▶ WHAT IS NEEDED
From the entries below, pull out each line where "icon" appears.

Saved data entries
=== Begin Enclosure ===
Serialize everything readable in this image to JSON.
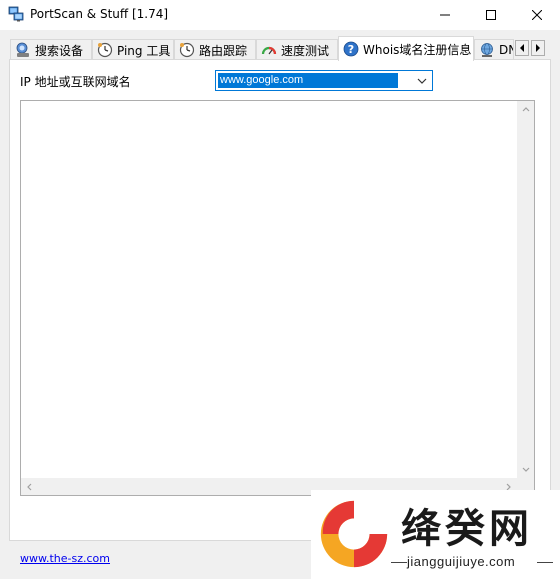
{
  "window": {
    "title": "PortScan & Stuff [1.74]"
  },
  "tabs": [
    {
      "label": "搜索设备",
      "icon": "search-device-icon"
    },
    {
      "label": "Ping 工具",
      "icon": "ping-clock-icon"
    },
    {
      "label": "路由跟踪",
      "icon": "trace-clock-icon"
    },
    {
      "label": "速度测试",
      "icon": "speed-gauge-icon"
    },
    {
      "label": "Whois域名注册信息",
      "icon": "help-question-icon",
      "active": true
    },
    {
      "label": "DN",
      "icon": "dns-globe-icon"
    }
  ],
  "whois": {
    "ip_label": "IP 地址或互联网域名",
    "host_value": "www.google.com",
    "results_text": ""
  },
  "footer": {
    "link": "www.the-sz.com"
  },
  "watermark": {
    "name": "绛癸网",
    "url": "jiangguijiuye.com"
  },
  "colors": {
    "accent": "#0078d7",
    "tab_border": "#d9d9d9",
    "link": "#0000ee",
    "logo_orange": "#f5a623",
    "logo_red": "#e53935"
  }
}
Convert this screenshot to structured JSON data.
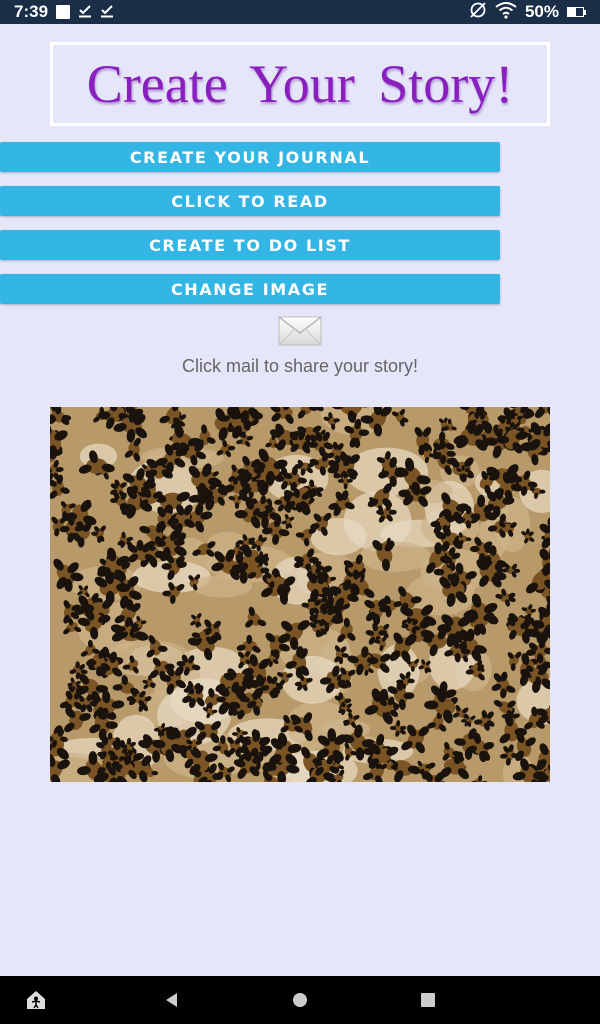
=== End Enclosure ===
▶ WRITTEN REPLY
      "icon": "search-device-icon"
      "icon": "ping-clock-icon"
      "icon": "trace-clock-icon"
      "icon": "speed-gauge-icon"
      "icon": "help-question-icon",
      "icon": "dns-globe-icon"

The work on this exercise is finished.